Task material:
== Segment start ==

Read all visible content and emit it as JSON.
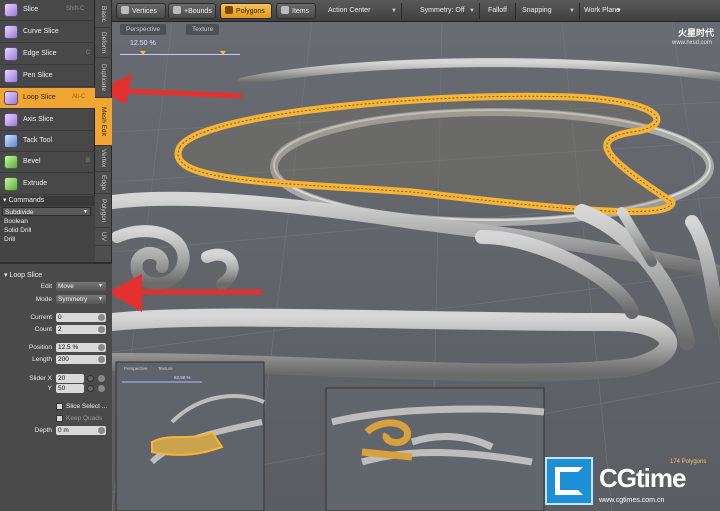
{
  "toolbar": {
    "buttons": [
      {
        "label": "Vertices",
        "active": false
      },
      {
        "label": "+Bounds",
        "active": false
      },
      {
        "label": "Polygons",
        "active": true
      },
      {
        "label": "Items",
        "active": false
      }
    ],
    "dropdowns": [
      "Action Center",
      "Symmetry: Off",
      "Falloff",
      "Snapping",
      "Work Plane"
    ]
  },
  "tools": [
    {
      "label": "Slice",
      "key": "Shift-C",
      "icon": "slice-icon",
      "selected": false
    },
    {
      "label": "Curve Slice",
      "key": "",
      "icon": "curve-slice-icon",
      "selected": false
    },
    {
      "label": "Edge Slice",
      "key": "C",
      "icon": "edge-slice-icon",
      "selected": false
    },
    {
      "label": "Pen Slice",
      "key": "",
      "icon": "pen-slice-icon",
      "selected": false
    },
    {
      "label": "Loop Slice",
      "key": "Alt-C",
      "icon": "loop-slice-icon",
      "selected": true
    },
    {
      "label": "Axis Slice",
      "key": "",
      "icon": "axis-slice-icon",
      "selected": false
    },
    {
      "label": "Tack Tool",
      "key": "",
      "icon": "tack-tool-icon",
      "selected": false
    },
    {
      "label": "Bevel",
      "key": "B",
      "icon": "bevel-icon",
      "selected": false
    },
    {
      "label": "Extrude",
      "key": "",
      "icon": "extrude-icon",
      "selected": false
    }
  ],
  "vertical_tabs": [
    "Basic",
    "Deform",
    "Duplicate",
    "Mesh Edit",
    "Vertex",
    "Edge",
    "Polygon",
    "UV"
  ],
  "commands": {
    "title": "Commands",
    "items": [
      "Subdivide",
      "Boolean",
      "Solid Drill",
      "Drill"
    ]
  },
  "properties": {
    "title": "Loop Slice",
    "edit_label": "Edit",
    "edit_value": "Move",
    "mode_label": "Mode",
    "mode_value": "Symmetry",
    "current_label": "Current",
    "current_value": "0",
    "count_label": "Count",
    "count_value": "2",
    "position_label": "Position",
    "position_value": "12.5 %",
    "length_label": "Length",
    "length_value": "200",
    "sliderx_label": "Slider X",
    "sliderx_value": "20",
    "y_label": "Y",
    "y_value": "50",
    "slice_select_label": "Slice Select ...",
    "keep_quads_label": "Keep Quads",
    "depth_label": "Depth",
    "depth_value": "0 m"
  },
  "viewport": {
    "tabs": [
      "Perspective",
      "Texture"
    ],
    "slider_value": "12.50 %",
    "inset_slider_value": "62.50 %",
    "polygon_info": "174 Polygons"
  },
  "watermark": {
    "top_text": "火星时代",
    "top_url": "www.hxsd.com",
    "bottom_text": "CGtime",
    "bottom_url": "www.cgtimes.com.cn"
  },
  "colors": {
    "accent": "#f0a630",
    "selection": "#f5b538",
    "arrow": "#e53030"
  }
}
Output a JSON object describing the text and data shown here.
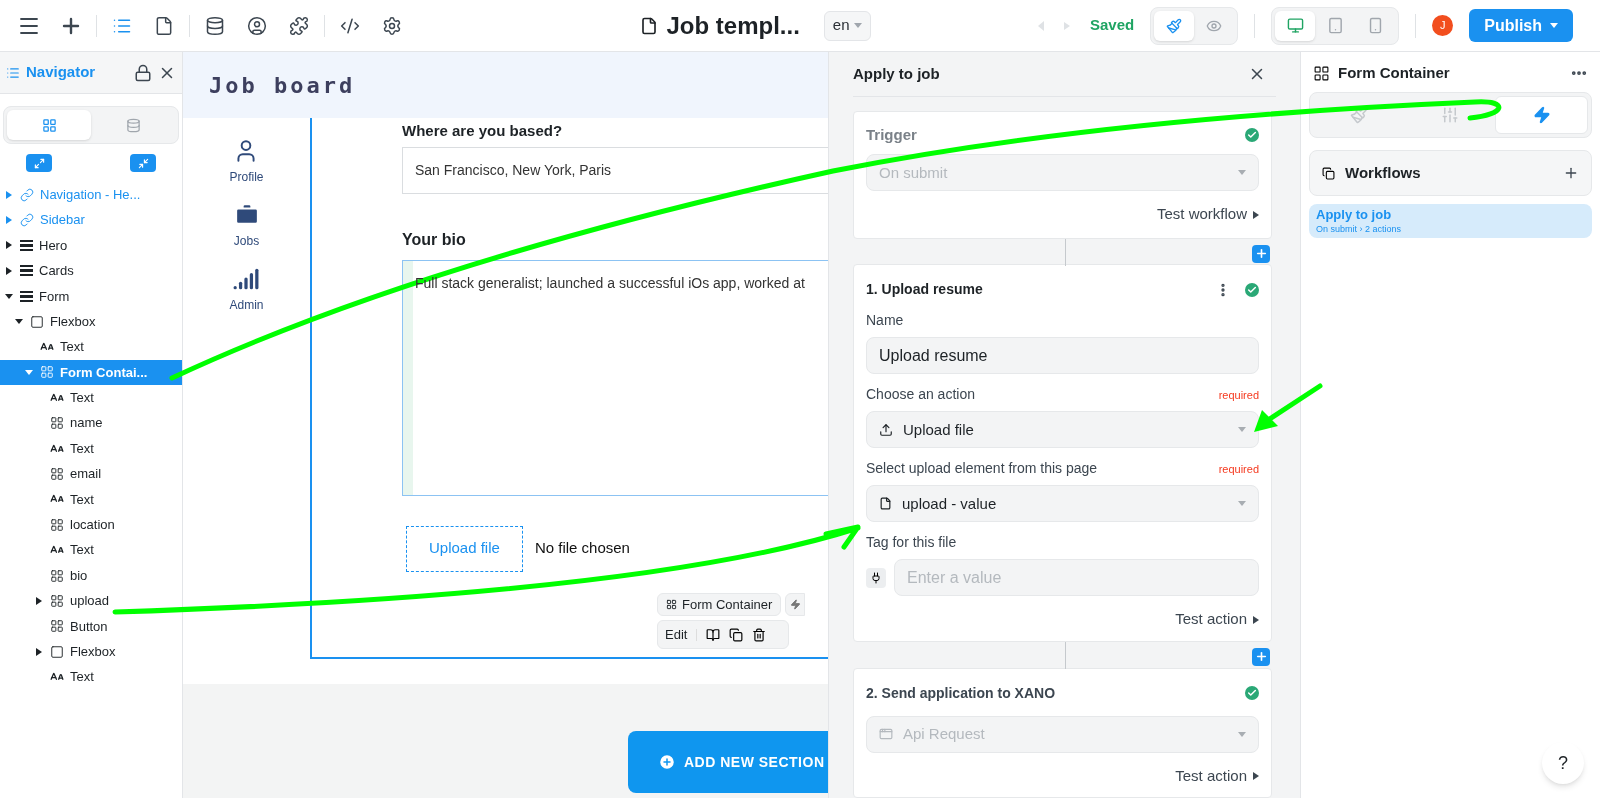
{
  "toolbar": {
    "tools": [
      {
        "selected": false
      },
      {
        "selected": false
      },
      {
        "selected": true
      },
      {
        "selected": false
      },
      {
        "selected": false
      },
      {
        "selected": false
      },
      {
        "selected": false
      },
      {
        "selected": false
      },
      {
        "selected": false
      }
    ],
    "page_title": "Job templ...",
    "language": "en",
    "save_status": "Saved",
    "modes": [
      {
        "selected": true
      },
      {
        "selected": false
      }
    ],
    "devices": [
      {
        "selected": true
      },
      {
        "selected": false
      },
      {
        "selected": false
      }
    ],
    "user_initial": "J",
    "publish": "Publish"
  },
  "navigator": {
    "title": "Navigator",
    "views": [
      {
        "selected": true
      },
      {
        "selected": false
      }
    ],
    "tree": [
      {
        "label": "Navigation - He...",
        "kind": "link",
        "expanded": false,
        "selected": false
      },
      {
        "label": "Sidebar",
        "kind": "link",
        "expanded": false,
        "selected": false
      },
      {
        "label": "Hero",
        "kind": "section",
        "expanded": false,
        "selected": false
      },
      {
        "label": "Cards",
        "kind": "section",
        "expanded": false,
        "selected": false
      },
      {
        "label": "Form",
        "kind": "section",
        "expanded": true,
        "selected": false,
        "children": [
          {
            "label": "Flexbox",
            "kind": "box",
            "expanded": true,
            "selected": false,
            "children": [
              {
                "label": "Text",
                "kind": "text",
                "selected": false
              },
              {
                "label": "Form Contai...",
                "kind": "grid",
                "expanded": true,
                "selected": true,
                "children": [
                  {
                    "label": "Text",
                    "kind": "text",
                    "selected": false
                  },
                  {
                    "label": "name",
                    "kind": "grid",
                    "selected": false
                  },
                  {
                    "label": "Text",
                    "kind": "text",
                    "selected": false
                  },
                  {
                    "label": "email",
                    "kind": "grid",
                    "selected": false
                  },
                  {
                    "label": "Text",
                    "kind": "text",
                    "selected": false
                  },
                  {
                    "label": "location",
                    "kind": "grid",
                    "selected": false
                  },
                  {
                    "label": "Text",
                    "kind": "text",
                    "selected": false
                  },
                  {
                    "label": "bio",
                    "kind": "grid",
                    "selected": false
                  },
                  {
                    "label": "upload",
                    "kind": "grid",
                    "expanded": false,
                    "selected": false
                  },
                  {
                    "label": "Button",
                    "kind": "grid",
                    "selected": false
                  },
                  {
                    "label": "Flexbox",
                    "kind": "box",
                    "expanded": false,
                    "selected": false
                  },
                  {
                    "label": "Text",
                    "kind": "text",
                    "selected": false
                  }
                ]
              }
            ]
          }
        ]
      }
    ]
  },
  "canvas": {
    "site_title": "Job board",
    "nav": [
      {
        "label": "Profile"
      },
      {
        "label": "Jobs"
      },
      {
        "label": "Admin"
      }
    ],
    "location_label": "Where are you based?",
    "location_value": "San Francisco, New York, Paris",
    "bio_label": "Your bio",
    "bio_value": "Full stack generalist; launched a successful iOs app, worked at",
    "upload_button": "Upload file",
    "upload_status": "No file chosen",
    "element_chip": "Form Container",
    "edit_label": "Edit",
    "add_section": "ADD NEW SECTION"
  },
  "workflow_panel": {
    "title": "Apply to job",
    "trigger": {
      "title": "Trigger",
      "done": true,
      "value": "On submit",
      "disabled": true,
      "test": "Test workflow"
    },
    "actions": [
      {
        "title": "1. Upload resume",
        "done": true,
        "kind": "form",
        "test": "Test action",
        "fields": [
          {
            "label": "Name",
            "kind": "text",
            "value": "Upload resume"
          },
          {
            "label": "Choose an action",
            "required": "required",
            "kind": "select",
            "value": "Upload file",
            "disabled": false
          },
          {
            "label": "Select upload element from this page",
            "required": "required",
            "kind": "select",
            "value": "upload - value",
            "disabled": false
          },
          {
            "label": "Tag for this file",
            "kind": "bound",
            "placeholder": "Enter a value"
          }
        ]
      },
      {
        "title": "2. Send application to XANO",
        "done": true,
        "kind": "select",
        "value": "Api Request",
        "disabled": true,
        "test": "Test action"
      }
    ]
  },
  "properties": {
    "title": "Form Container",
    "tabs": [
      {
        "selected": false
      },
      {
        "selected": false
      },
      {
        "selected": true
      }
    ],
    "section": "Workflows",
    "workflows": [
      {
        "name": "Apply to job",
        "summary": "On submit › 2 actions",
        "selected": true
      }
    ]
  },
  "help": "?"
}
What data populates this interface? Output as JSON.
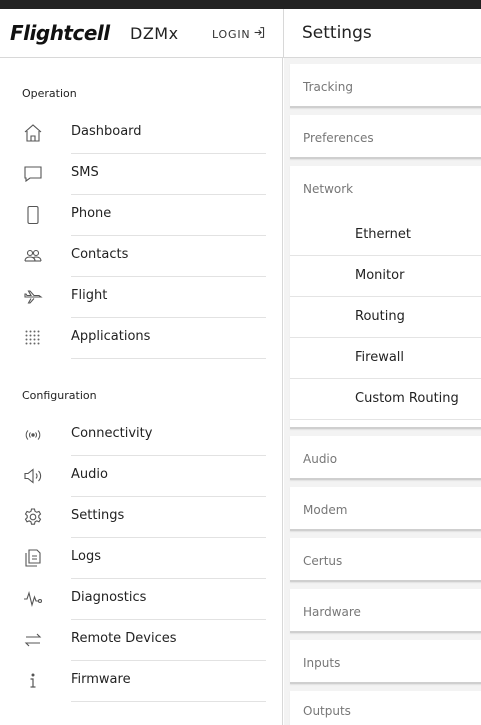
{
  "header": {
    "brand": "Flightcell",
    "product": "DZMx",
    "login_label": "LOGIN",
    "page_title": "Settings"
  },
  "sidebar": {
    "operation_title": "Operation",
    "operation_items": [
      {
        "label": "Dashboard",
        "icon": "home-icon"
      },
      {
        "label": "SMS",
        "icon": "message-icon"
      },
      {
        "label": "Phone",
        "icon": "phone-icon"
      },
      {
        "label": "Contacts",
        "icon": "contacts-icon"
      },
      {
        "label": "Flight",
        "icon": "airplane-icon"
      },
      {
        "label": "Applications",
        "icon": "apps-grid-icon"
      }
    ],
    "configuration_title": "Configuration",
    "configuration_items": [
      {
        "label": "Connectivity",
        "icon": "signal-icon"
      },
      {
        "label": "Audio",
        "icon": "speaker-icon"
      },
      {
        "label": "Settings",
        "icon": "gear-icon"
      },
      {
        "label": "Logs",
        "icon": "logs-icon"
      },
      {
        "label": "Diagnostics",
        "icon": "pulse-icon"
      },
      {
        "label": "Remote Devices",
        "icon": "swap-arrows-icon"
      },
      {
        "label": "Firmware",
        "icon": "info-icon"
      }
    ]
  },
  "settings_panel": {
    "sections": [
      "Tracking",
      "Preferences",
      "Network",
      "Audio",
      "Modem",
      "Certus",
      "Hardware",
      "Inputs",
      "Outputs"
    ],
    "network_items": [
      "Ethernet",
      "Monitor",
      "Routing",
      "Firewall",
      "Custom Routing"
    ]
  },
  "colors": {
    "top_border": "#222222",
    "panel_background": "#f3f3f3",
    "section_title_text": "#777777"
  }
}
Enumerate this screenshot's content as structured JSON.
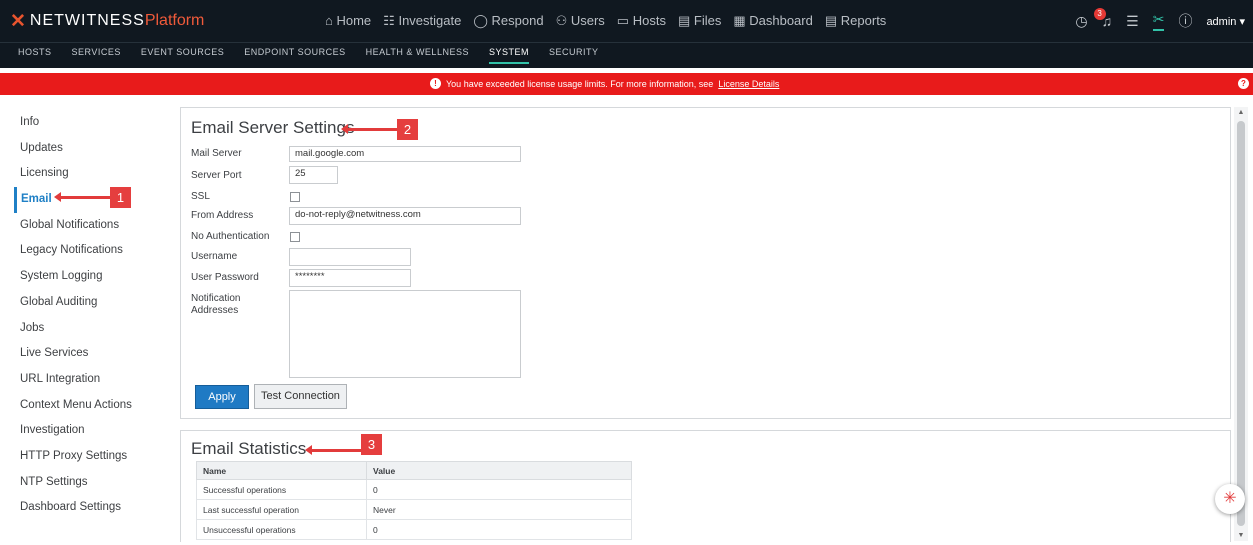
{
  "header": {
    "logo_main": "NETWITNESS",
    "logo_accent": "Platform",
    "nav": [
      {
        "icon": "home-icon",
        "glyph": "⌂",
        "label": "Home"
      },
      {
        "icon": "investigate-icon",
        "glyph": "☷",
        "label": "Investigate"
      },
      {
        "icon": "respond-icon",
        "glyph": "◯",
        "label": "Respond"
      },
      {
        "icon": "users-icon",
        "glyph": "⚇",
        "label": "Users"
      },
      {
        "icon": "hosts-icon",
        "glyph": "▭",
        "label": "Hosts"
      },
      {
        "icon": "files-icon",
        "glyph": "▤",
        "label": "Files"
      },
      {
        "icon": "dashboard-icon",
        "glyph": "▦",
        "label": "Dashboard"
      },
      {
        "icon": "reports-icon",
        "glyph": "▤",
        "label": "Reports"
      }
    ],
    "notification_count": "3",
    "user": "admin"
  },
  "subnav": [
    "HOSTS",
    "SERVICES",
    "EVENT SOURCES",
    "ENDPOINT SOURCES",
    "HEALTH & WELLNESS",
    "SYSTEM",
    "SECURITY"
  ],
  "subnav_active": "SYSTEM",
  "alert": {
    "message": "You have exceeded license usage limits. For more information, see",
    "link": "License Details"
  },
  "sidebar": {
    "items": [
      "Info",
      "Updates",
      "Licensing",
      "Email",
      "Global Notifications",
      "Legacy Notifications",
      "System Logging",
      "Global Auditing",
      "Jobs",
      "Live Services",
      "URL Integration",
      "Context Menu Actions",
      "Investigation",
      "HTTP Proxy Settings",
      "NTP Settings",
      "Dashboard Settings"
    ],
    "active": "Email"
  },
  "email_settings": {
    "title": "Email Server Settings",
    "mail_server_label": "Mail Server",
    "mail_server": "mail.google.com",
    "server_port_label": "Server Port",
    "server_port": "25",
    "ssl_label": "SSL",
    "ssl": false,
    "from_address_label": "From Address",
    "from_address": "do-not-reply@netwitness.com",
    "no_auth_label": "No Authentication",
    "no_auth": false,
    "username_label": "Username",
    "username": "",
    "password_label": "User Password",
    "password": "********",
    "notification_label_1": "Notification",
    "notification_label_2": "Addresses",
    "notification_addresses": "",
    "apply_label": "Apply",
    "test_label": "Test Connection"
  },
  "email_stats": {
    "title": "Email Statistics",
    "headers": [
      "Name",
      "Value"
    ],
    "rows": [
      [
        "Successful operations",
        "0"
      ],
      [
        "Last successful operation",
        "Never"
      ],
      [
        "Unsuccessful operations",
        "0"
      ]
    ]
  },
  "callouts": [
    "1",
    "2",
    "3"
  ]
}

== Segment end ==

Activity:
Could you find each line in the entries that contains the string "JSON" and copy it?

Response area:
Read all visible content and emit it as JSON.
Output a JSON object describing the text and data shown here.
What data populates this interface? Output as JSON.
Enumerate this screenshot's content as structured JSON.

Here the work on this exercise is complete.